━━━━━ Available data
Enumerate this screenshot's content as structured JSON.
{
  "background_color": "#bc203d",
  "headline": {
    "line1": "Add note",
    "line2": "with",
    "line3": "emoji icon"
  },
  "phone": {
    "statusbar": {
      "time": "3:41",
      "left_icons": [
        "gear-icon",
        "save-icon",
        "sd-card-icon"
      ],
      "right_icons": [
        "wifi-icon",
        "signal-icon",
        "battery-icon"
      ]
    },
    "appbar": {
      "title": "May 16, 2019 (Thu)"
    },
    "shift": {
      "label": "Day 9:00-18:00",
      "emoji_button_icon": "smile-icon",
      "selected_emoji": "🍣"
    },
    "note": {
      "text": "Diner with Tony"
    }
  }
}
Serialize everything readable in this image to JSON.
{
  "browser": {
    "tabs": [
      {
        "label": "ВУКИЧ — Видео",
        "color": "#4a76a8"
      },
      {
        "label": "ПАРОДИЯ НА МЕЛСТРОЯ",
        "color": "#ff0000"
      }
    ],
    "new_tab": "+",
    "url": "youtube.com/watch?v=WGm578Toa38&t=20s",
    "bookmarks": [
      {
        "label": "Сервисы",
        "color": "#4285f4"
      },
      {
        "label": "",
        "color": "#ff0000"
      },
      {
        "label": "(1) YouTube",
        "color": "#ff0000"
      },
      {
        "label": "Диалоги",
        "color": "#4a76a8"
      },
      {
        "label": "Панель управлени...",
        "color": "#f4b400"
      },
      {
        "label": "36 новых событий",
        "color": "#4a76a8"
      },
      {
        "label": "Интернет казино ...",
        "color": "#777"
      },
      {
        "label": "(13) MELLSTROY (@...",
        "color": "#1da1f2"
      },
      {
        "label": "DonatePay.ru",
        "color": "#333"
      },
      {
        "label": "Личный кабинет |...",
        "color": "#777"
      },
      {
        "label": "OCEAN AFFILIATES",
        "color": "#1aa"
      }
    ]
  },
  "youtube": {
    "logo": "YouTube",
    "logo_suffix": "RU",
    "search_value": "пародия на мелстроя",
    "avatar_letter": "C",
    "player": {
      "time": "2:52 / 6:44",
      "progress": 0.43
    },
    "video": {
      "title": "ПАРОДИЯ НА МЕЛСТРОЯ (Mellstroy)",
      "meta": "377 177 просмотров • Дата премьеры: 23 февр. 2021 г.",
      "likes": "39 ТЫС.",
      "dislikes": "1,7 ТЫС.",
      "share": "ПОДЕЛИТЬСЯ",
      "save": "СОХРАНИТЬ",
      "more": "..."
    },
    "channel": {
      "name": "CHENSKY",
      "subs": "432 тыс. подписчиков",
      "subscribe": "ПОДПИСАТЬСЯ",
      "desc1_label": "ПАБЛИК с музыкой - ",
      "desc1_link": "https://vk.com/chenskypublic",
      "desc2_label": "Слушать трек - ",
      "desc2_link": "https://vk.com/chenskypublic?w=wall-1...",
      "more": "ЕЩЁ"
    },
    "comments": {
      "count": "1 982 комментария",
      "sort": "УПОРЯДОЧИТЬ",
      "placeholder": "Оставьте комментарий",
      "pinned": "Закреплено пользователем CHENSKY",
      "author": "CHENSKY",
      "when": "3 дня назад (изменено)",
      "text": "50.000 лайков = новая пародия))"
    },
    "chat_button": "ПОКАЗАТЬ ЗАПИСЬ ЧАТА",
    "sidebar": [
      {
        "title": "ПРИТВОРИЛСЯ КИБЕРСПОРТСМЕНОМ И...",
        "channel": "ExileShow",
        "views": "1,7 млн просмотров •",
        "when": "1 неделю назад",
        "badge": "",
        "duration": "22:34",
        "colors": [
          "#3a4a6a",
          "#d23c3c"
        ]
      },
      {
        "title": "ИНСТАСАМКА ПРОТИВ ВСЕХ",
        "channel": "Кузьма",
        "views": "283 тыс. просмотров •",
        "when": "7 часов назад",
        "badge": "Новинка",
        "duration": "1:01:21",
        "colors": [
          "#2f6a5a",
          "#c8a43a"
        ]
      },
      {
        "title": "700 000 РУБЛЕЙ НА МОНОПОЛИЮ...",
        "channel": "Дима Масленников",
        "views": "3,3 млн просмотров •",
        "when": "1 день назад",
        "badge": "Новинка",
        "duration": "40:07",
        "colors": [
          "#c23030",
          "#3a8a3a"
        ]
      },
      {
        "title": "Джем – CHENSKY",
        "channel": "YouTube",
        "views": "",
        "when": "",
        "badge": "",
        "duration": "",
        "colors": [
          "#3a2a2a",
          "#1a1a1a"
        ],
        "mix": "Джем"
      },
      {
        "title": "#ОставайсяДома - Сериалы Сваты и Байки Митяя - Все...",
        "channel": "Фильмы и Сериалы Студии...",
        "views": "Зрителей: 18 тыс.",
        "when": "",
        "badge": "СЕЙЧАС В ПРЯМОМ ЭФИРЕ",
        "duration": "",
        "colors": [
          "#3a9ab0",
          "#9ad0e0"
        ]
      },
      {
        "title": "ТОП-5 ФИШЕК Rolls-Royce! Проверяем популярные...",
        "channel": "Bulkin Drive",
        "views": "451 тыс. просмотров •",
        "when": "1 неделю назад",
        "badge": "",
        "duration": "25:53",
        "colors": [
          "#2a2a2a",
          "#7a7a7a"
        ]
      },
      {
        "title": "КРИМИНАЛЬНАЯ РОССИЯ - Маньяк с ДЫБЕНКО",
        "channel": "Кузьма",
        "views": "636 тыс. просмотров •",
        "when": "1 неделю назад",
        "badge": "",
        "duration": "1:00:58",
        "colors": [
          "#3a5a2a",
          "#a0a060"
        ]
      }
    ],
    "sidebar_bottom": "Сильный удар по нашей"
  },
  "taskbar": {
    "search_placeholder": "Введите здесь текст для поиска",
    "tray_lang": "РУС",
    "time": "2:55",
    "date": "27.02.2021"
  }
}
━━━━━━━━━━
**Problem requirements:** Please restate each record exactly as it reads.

**Reply:**
Enumerate this screenshot's content as structured JSON.
{
  "background_color": "#bc203d",
  "headline": {
    "line1": "Add note",
    "line2": "with",
    "line3": "emoji icon"
  },
  "phone": {
    "statusbar": {
      "time": "3:41",
      "left_icons": [
        "gear-icon",
        "save-icon",
        "sd-card-icon"
      ],
      "right_icons": [
        "wifi-icon",
        "signal-icon",
        "battery-icon"
      ]
    },
    "appbar": {
      "title": "May 16, 2019 (Thu)"
    },
    "shift": {
      "label": "Day 9:00-18:00",
      "emoji_button_icon": "smile-icon",
      "selected_emoji": "🍣"
    },
    "note": {
      "text": "Diner with Tony"
    }
  }
}
Serialize everything readable in this image to JSON.
{
  "browser": {
    "tabs": [
      {
        "label": "ВУКИЧ — Видео",
        "color": "#4a76a8"
      },
      {
        "label": "ПАРОДИЯ НА МЕЛСТРОЯ",
        "color": "#ff0000"
      }
    ],
    "new_tab": "+",
    "url": "youtube.com/watch?v=WGm578Toa38&t=20s",
    "bookmarks": [
      {
        "label": "Сервисы",
        "color": "#4285f4"
      },
      {
        "label": "",
        "color": "#ff0000"
      },
      {
        "label": "(1) YouTube",
        "color": "#ff0000"
      },
      {
        "label": "Диалоги",
        "color": "#4a76a8"
      },
      {
        "label": "Панель управлени...",
        "color": "#f4b400"
      },
      {
        "label": "36 новых событий",
        "color": "#4a76a8"
      },
      {
        "label": "Интернет казино ...",
        "color": "#777"
      },
      {
        "label": "(13) MELLSTROY (@...",
        "color": "#1da1f2"
      },
      {
        "label": "DonatePay.ru",
        "color": "#333"
      },
      {
        "label": "Личный кабинет |...",
        "color": "#777"
      },
      {
        "label": "OCEAN AFFILIATES",
        "color": "#1aa"
      }
    ]
  },
  "youtube": {
    "logo": "YouTube",
    "logo_suffix": "RU",
    "search_value": "пародия на мелстроя",
    "avatar_letter": "C",
    "player": {
      "time": "2:52 / 6:44",
      "progress": 0.43
    },
    "video": {
      "title": "ПАРОДИЯ НА МЕЛСТРОЯ (Mellstroy)",
      "meta": "377 177 просмотров • Дата премьеры: 23 февр. 2021 г.",
      "likes": "39 ТЫС.",
      "dislikes": "1,7 ТЫС.",
      "share": "ПОДЕЛИТЬСЯ",
      "save": "СОХРАНИТЬ",
      "more": "..."
    },
    "channel": {
      "name": "CHENSKY",
      "subs": "432 тыс. подписчиков",
      "subscribe": "ПОДПИСАТЬСЯ",
      "desc1_label": "ПАБЛИК с музыкой - ",
      "desc1_link": "https://vk.com/chenskypublic",
      "desc2_label": "Слушать трек - ",
      "desc2_link": "https://vk.com/chenskypublic?w=wall-1...",
      "more": "ЕЩЁ"
    },
    "comments": {
      "count": "1 982 комментария",
      "sort": "УПОРЯДОЧИТЬ",
      "placeholder": "Оставьте комментарий",
      "pinned": "Закреплено пользователем CHENSKY",
      "author": "CHENSKY",
      "when": "3 дня назад (изменено)",
      "text": "50.000 лайков = новая пародия))"
    },
    "chat_button": "ПОКАЗАТЬ ЗАПИСЬ ЧАТА",
    "sidebar": [
      {
        "title": "ПРИТВОРИЛСЯ КИБЕРСПОРТСМЕНОМ И...",
        "channel": "ExileShow",
        "views": "1,7 млн просмотров •",
        "when": "1 неделю назад",
        "badge": "",
        "duration": "22:34",
        "colors": [
          "#3a4a6a",
          "#d23c3c"
        ]
      },
      {
        "title": "ИНСТАСАМКА ПРОТИВ ВСЕХ",
        "channel": "Кузьма",
        "views": "283 тыс. просмотров •",
        "when": "7 часов назад",
        "badge": "Новинка",
        "duration": "1:01:21",
        "colors": [
          "#2f6a5a",
          "#c8a43a"
        ]
      },
      {
        "title": "700 000 РУБЛЕЙ НА МОНОПОЛИЮ...",
        "channel": "Дима Масленников",
        "views": "3,3 млн просмотров •",
        "when": "1 день назад",
        "badge": "Новинка",
        "duration": "40:07",
        "colors": [
          "#c23030",
          "#3a8a3a"
        ]
      },
      {
        "title": "Джем – CHENSKY",
        "channel": "YouTube",
        "views": "",
        "when": "",
        "badge": "",
        "duration": "",
        "colors": [
          "#3a2a2a",
          "#1a1a1a"
        ],
        "mix": "Джем"
      },
      {
        "title": "#ОставайсяДома - Сериалы Сваты и Байки Митяя - Все...",
        "channel": "Фильмы и Сериалы Студии...",
        "views": "Зрителей: 18 тыс.",
        "when": "",
        "badge": "СЕЙЧАС В ПРЯМОМ ЭФИРЕ",
        "duration": "",
        "colors": [
          "#3a9ab0",
          "#9ad0e0"
        ]
      },
      {
        "title": "ТОП-5 ФИШЕК Rolls-Royce! Проверяем популярные...",
        "channel": "Bulkin Drive",
        "views": "451 тыс. просмотров •",
        "when": "1 неделю назад",
        "badge": "",
        "duration": "25:53",
        "colors": [
          "#2a2a2a",
          "#7a7a7a"
        ]
      },
      {
        "title": "КРИМИНАЛЬНАЯ РОССИЯ - Маньяк с ДЫБЕНКО",
        "channel": "Кузьма",
        "views": "636 тыс. просмотров •",
        "when": "1 неделю назад",
        "badge": "",
        "duration": "1:00:58",
        "colors": [
          "#3a5a2a",
          "#a0a060"
        ]
      }
    ],
    "sidebar_bottom": "Сильный удар по нашей"
  },
  "taskbar": {
    "search_placeholder": "Введите здесь текст для поиска",
    "tray_lang": "РУС",
    "time": "2:55",
    "date": "27.02.2021"
  }
}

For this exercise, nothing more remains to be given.